### Activity
Wherever an image appears in the records, exclude it, and reproduce everything else exactly.
- - - -
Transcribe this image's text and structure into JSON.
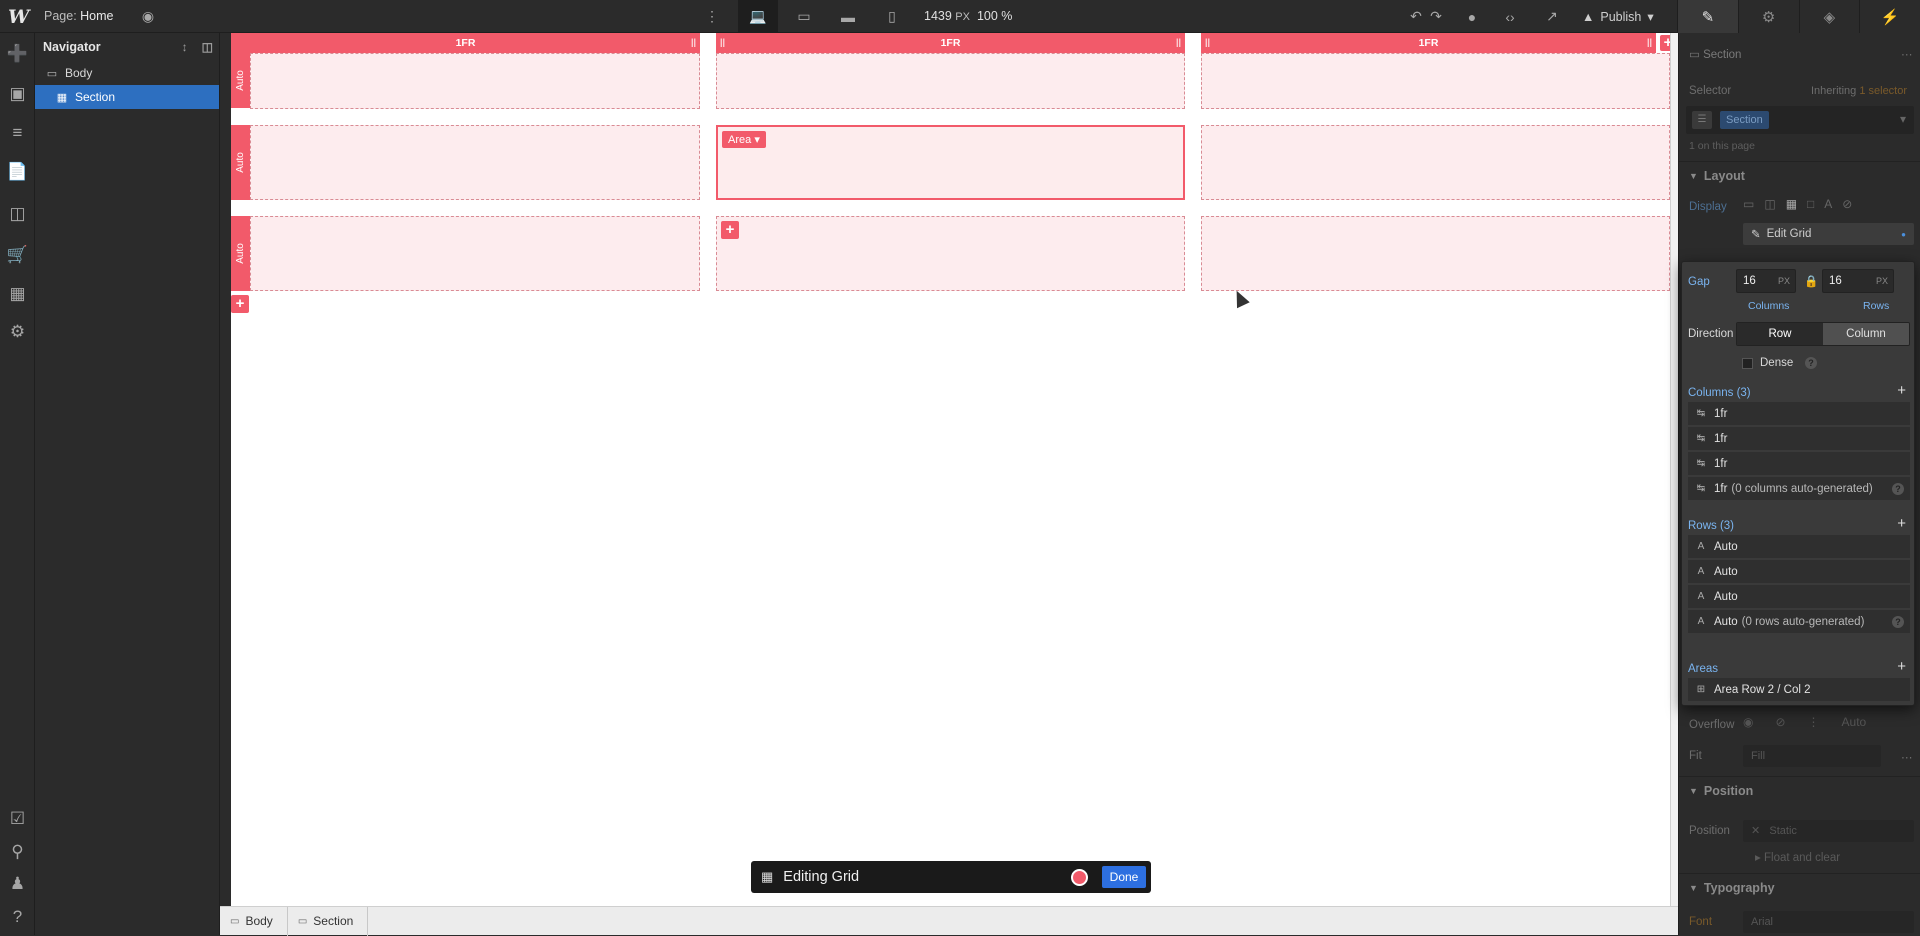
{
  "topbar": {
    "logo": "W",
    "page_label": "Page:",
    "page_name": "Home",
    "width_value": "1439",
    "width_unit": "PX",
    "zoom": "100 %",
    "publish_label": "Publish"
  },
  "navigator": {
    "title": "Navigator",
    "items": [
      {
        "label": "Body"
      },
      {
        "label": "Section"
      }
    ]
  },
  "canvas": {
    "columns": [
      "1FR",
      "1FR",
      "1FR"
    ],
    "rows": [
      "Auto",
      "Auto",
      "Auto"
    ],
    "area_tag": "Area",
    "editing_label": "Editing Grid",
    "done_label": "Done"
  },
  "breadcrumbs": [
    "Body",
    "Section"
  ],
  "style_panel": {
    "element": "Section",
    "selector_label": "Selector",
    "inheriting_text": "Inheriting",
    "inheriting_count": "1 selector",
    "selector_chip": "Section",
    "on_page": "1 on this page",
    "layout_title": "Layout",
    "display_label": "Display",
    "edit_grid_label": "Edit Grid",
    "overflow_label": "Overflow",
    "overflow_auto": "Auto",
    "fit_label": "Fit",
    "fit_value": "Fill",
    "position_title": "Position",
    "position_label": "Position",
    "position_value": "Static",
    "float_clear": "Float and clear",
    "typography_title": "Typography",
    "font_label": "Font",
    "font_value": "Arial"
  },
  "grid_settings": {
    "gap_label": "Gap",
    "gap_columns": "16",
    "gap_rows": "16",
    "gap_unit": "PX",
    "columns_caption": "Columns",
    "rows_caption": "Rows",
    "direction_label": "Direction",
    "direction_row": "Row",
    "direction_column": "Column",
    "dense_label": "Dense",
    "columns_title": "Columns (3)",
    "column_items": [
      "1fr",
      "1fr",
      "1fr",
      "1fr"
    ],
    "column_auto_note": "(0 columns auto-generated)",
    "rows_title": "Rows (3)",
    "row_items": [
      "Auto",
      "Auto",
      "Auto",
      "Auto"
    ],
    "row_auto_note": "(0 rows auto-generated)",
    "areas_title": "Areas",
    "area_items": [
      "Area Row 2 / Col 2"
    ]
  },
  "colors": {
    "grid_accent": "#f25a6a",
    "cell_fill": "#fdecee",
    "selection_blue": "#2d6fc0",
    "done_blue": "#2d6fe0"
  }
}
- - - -
### Reply to the exercise
Transcribe this image's text and structure into JSON.
{
  "topbar": {
    "logo": "W",
    "page_label": "Page:",
    "page_name": "Home",
    "width_value": "1439",
    "width_unit": "PX",
    "zoom": "100 %",
    "publish_label": "Publish"
  },
  "navigator": {
    "title": "Navigator",
    "items": [
      {
        "label": "Body"
      },
      {
        "label": "Section"
      }
    ]
  },
  "canvas": {
    "columns": [
      "1FR",
      "1FR",
      "1FR"
    ],
    "rows": [
      "Auto",
      "Auto",
      "Auto"
    ],
    "area_tag": "Area",
    "editing_label": "Editing Grid",
    "done_label": "Done"
  },
  "breadcrumbs": [
    "Body",
    "Section"
  ],
  "style_panel": {
    "element": "Section",
    "selector_label": "Selector",
    "inheriting_text": "Inheriting",
    "inheriting_count": "1 selector",
    "selector_chip": "Section",
    "on_page": "1 on this page",
    "layout_title": "Layout",
    "display_label": "Display",
    "edit_grid_label": "Edit Grid",
    "overflow_label": "Overflow",
    "overflow_auto": "Auto",
    "fit_label": "Fit",
    "fit_value": "Fill",
    "position_title": "Position",
    "position_label": "Position",
    "position_value": "Static",
    "float_clear": "Float and clear",
    "typography_title": "Typography",
    "font_label": "Font",
    "font_value": "Arial"
  },
  "grid_settings": {
    "gap_label": "Gap",
    "gap_columns": "16",
    "gap_rows": "16",
    "gap_unit": "PX",
    "columns_caption": "Columns",
    "rows_caption": "Rows",
    "direction_label": "Direction",
    "direction_row": "Row",
    "direction_column": "Column",
    "dense_label": "Dense",
    "columns_title": "Columns (3)",
    "column_items": [
      "1fr",
      "1fr",
      "1fr",
      "1fr"
    ],
    "column_auto_note": "(0 columns auto-generated)",
    "rows_title": "Rows (3)",
    "row_items": [
      "Auto",
      "Auto",
      "Auto",
      "Auto"
    ],
    "row_auto_note": "(0 rows auto-generated)",
    "areas_title": "Areas",
    "area_items": [
      "Area Row 2 / Col 2"
    ]
  },
  "colors": {
    "grid_accent": "#f25a6a",
    "cell_fill": "#fdecee",
    "selection_blue": "#2d6fc0",
    "done_blue": "#2d6fe0"
  }
}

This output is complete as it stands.